Wednesdays are “coding days” in Lisa Jenson’s K-3 classroom, where she teaches 13 high-functioning students with Autism Spectrum Disorder. Her students come from all over the Beaverton school district. Because they already have language there is no need for AAC apps. Instead, Jenson uses tablets and other digital learning tools to help support the development of students’ executive functioning skills and social-emotional growth.
Coding starts with Ozobots, small line-following robots. Students draw lines in different colors – by hand or with the ScratchJr app on tablets – to teach the robot how to move in different directions. If the robot gets stuck or won’t move, the students then have opportunities to work on their problem-solving skills. Jenson also teaches her students about cross-pollination by having students build and code LEGO “bees” that move around the classroom and touch different objects.

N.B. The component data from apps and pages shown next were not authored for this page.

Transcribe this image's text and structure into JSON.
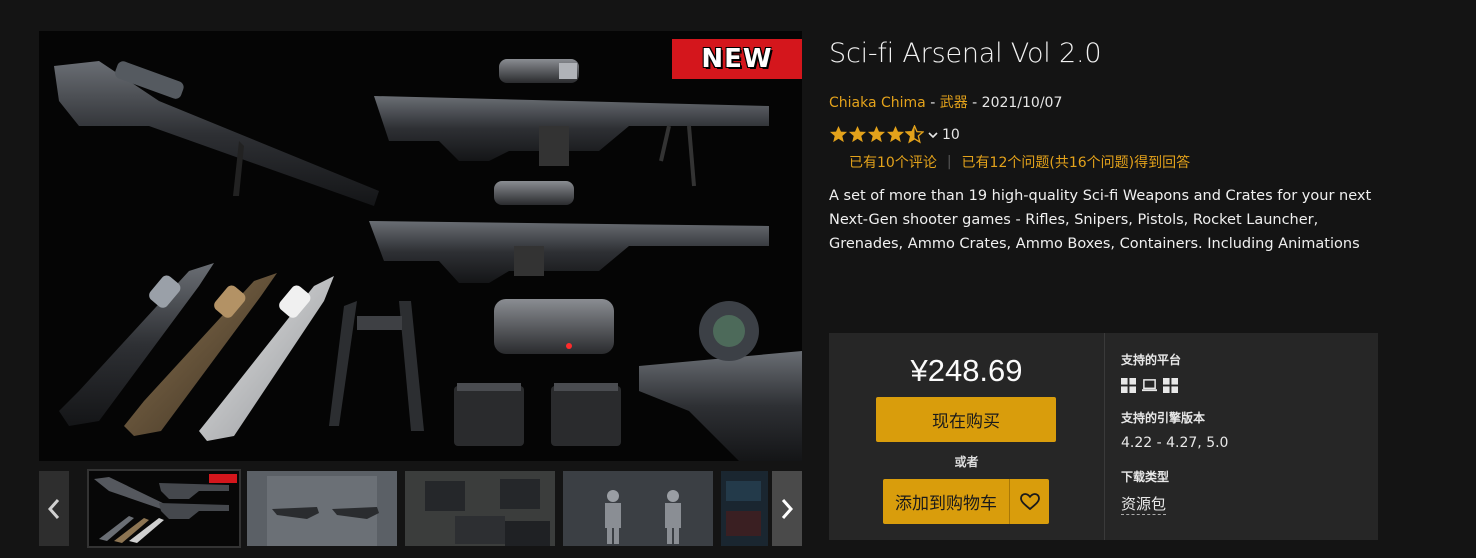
{
  "product": {
    "title": "Sci-fi Arsenal Vol 2.0",
    "author": "Chiaka Chima",
    "category": "武器",
    "date": "2021/10/07",
    "meta_sep1": " - ",
    "meta_sep2": " - ",
    "rating_count": "10",
    "rating_value": 4.5,
    "reviews_link": "已有10个评论",
    "questions_link": "已有12个问题(共16个问题)得到回答",
    "description": "A set of more than 19 high-quality Sci-fi Weapons and Crates for your next Next-Gen shooter games - Rifles, Snipers, Pistols, Rocket Launcher, Grenades, Ammo Crates, Ammo Boxes, Containers. Including Animations"
  },
  "gallery": {
    "badge": "NEW",
    "thumb_badge": "NEW"
  },
  "purchase": {
    "price": "¥248.69",
    "buy_label": "现在购买",
    "or_label": "或者",
    "cart_label": "添加到购物车"
  },
  "specs": {
    "platforms_label": "支持的平台",
    "platforms": [
      "windows-icon",
      "laptop-icon",
      "windows-icon"
    ],
    "engine_label": "支持的引擎版本",
    "engine_versions": "4.22 - 4.27, 5.0",
    "download_label": "下载类型",
    "download_type": "资源包"
  },
  "colors": {
    "accent": "#d99d0c",
    "link": "#e3a21b",
    "badge": "#d4161c",
    "panel": "#262626",
    "background": "#141414"
  }
}
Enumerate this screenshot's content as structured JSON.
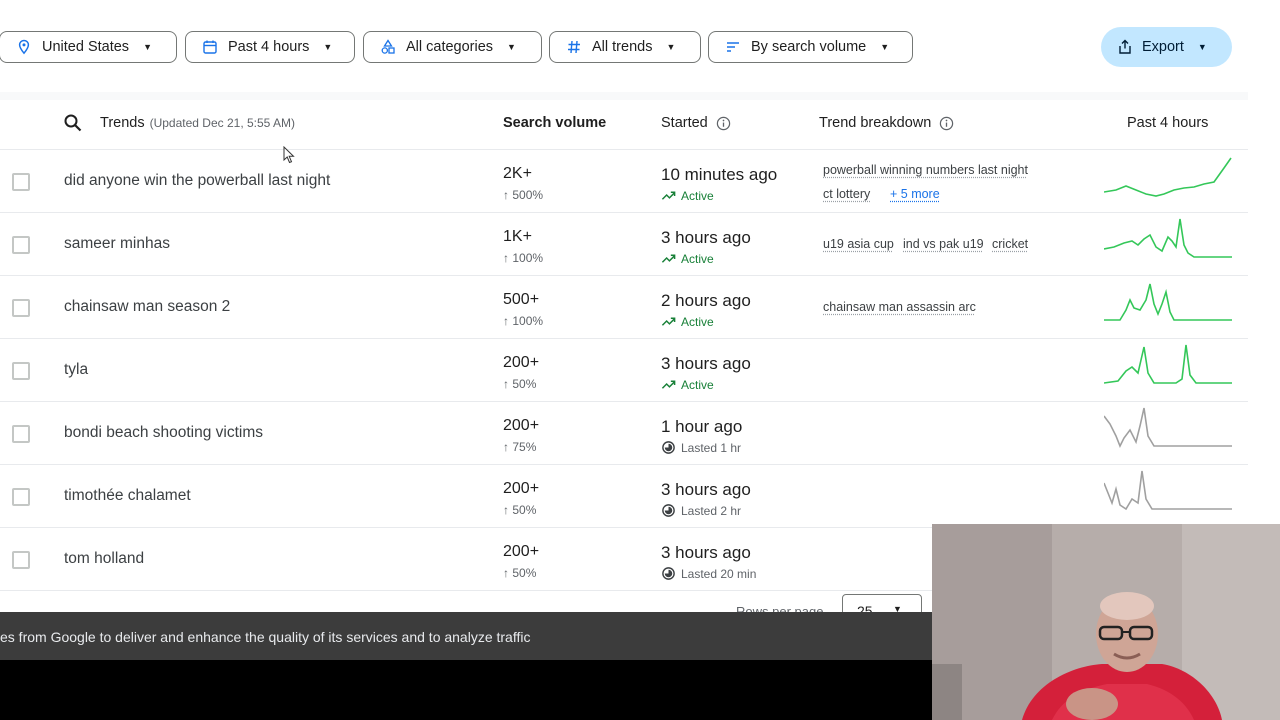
{
  "filters": {
    "location": "United States",
    "time": "Past 4 hours",
    "category": "All categories",
    "trend_type": "All trends",
    "sort": "By search volume",
    "export": "Export"
  },
  "table": {
    "header": {
      "trends": "Trends",
      "updated": "(Updated Dec 21, 5:55 AM)",
      "search_volume": "Search volume",
      "started": "Started",
      "breakdown": "Trend breakdown",
      "chart_period": "Past 4 hours"
    },
    "rows": [
      {
        "term": "did anyone win the powerball last night",
        "volume": "2K+",
        "change": "500%",
        "started": "10 minutes ago",
        "status": "Active",
        "breakdown": [
          "powerball winning numbers last night",
          "ct lottery"
        ],
        "more": "+ 5 more",
        "active": true
      },
      {
        "term": "sameer minhas",
        "volume": "1K+",
        "change": "100%",
        "started": "3 hours ago",
        "status": "Active",
        "breakdown": [
          "u19 asia cup",
          "ind vs pak u19",
          "cricket"
        ],
        "active": true
      },
      {
        "term": "chainsaw man season 2",
        "volume": "500+",
        "change": "100%",
        "started": "2 hours ago",
        "status": "Active",
        "breakdown": [
          "chainsaw man assassin arc"
        ],
        "active": true
      },
      {
        "term": "tyla",
        "volume": "200+",
        "change": "50%",
        "started": "3 hours ago",
        "status": "Active",
        "breakdown": [],
        "active": true
      },
      {
        "term": "bondi beach shooting victims",
        "volume": "200+",
        "change": "75%",
        "started": "1 hour ago",
        "status": "Lasted 1 hr",
        "breakdown": [],
        "active": false
      },
      {
        "term": "timothée chalamet",
        "volume": "200+",
        "change": "50%",
        "started": "3 hours ago",
        "status": "Lasted 2 hr",
        "breakdown": [],
        "active": false
      },
      {
        "term": "tom holland",
        "volume": "200+",
        "change": "50%",
        "started": "3 hours ago",
        "status": "Lasted 20 min",
        "breakdown": [],
        "active": false
      }
    ]
  },
  "pagination": {
    "rows_per_page_label": "Rows per page",
    "rows_per_page_value": "25"
  },
  "cookie_banner": {
    "text": "es from Google to deliver and enhance the quality of its services and to analyze traffic"
  },
  "colors": {
    "active_green": "#188038",
    "spark_active": "#34c759",
    "spark_ended": "#a0a0a0",
    "export_bg": "#c2e7ff"
  }
}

Digital tools also help students develop their writing and story-telling skills. For students who can’t answer a question like “What did you do yesterday?” Jenson shows them a video from recess the previous day, using that as a tool to teach them how to develop a narrative. Students can then use ScratchJr’s illustration and animation tools to bring their stories to life.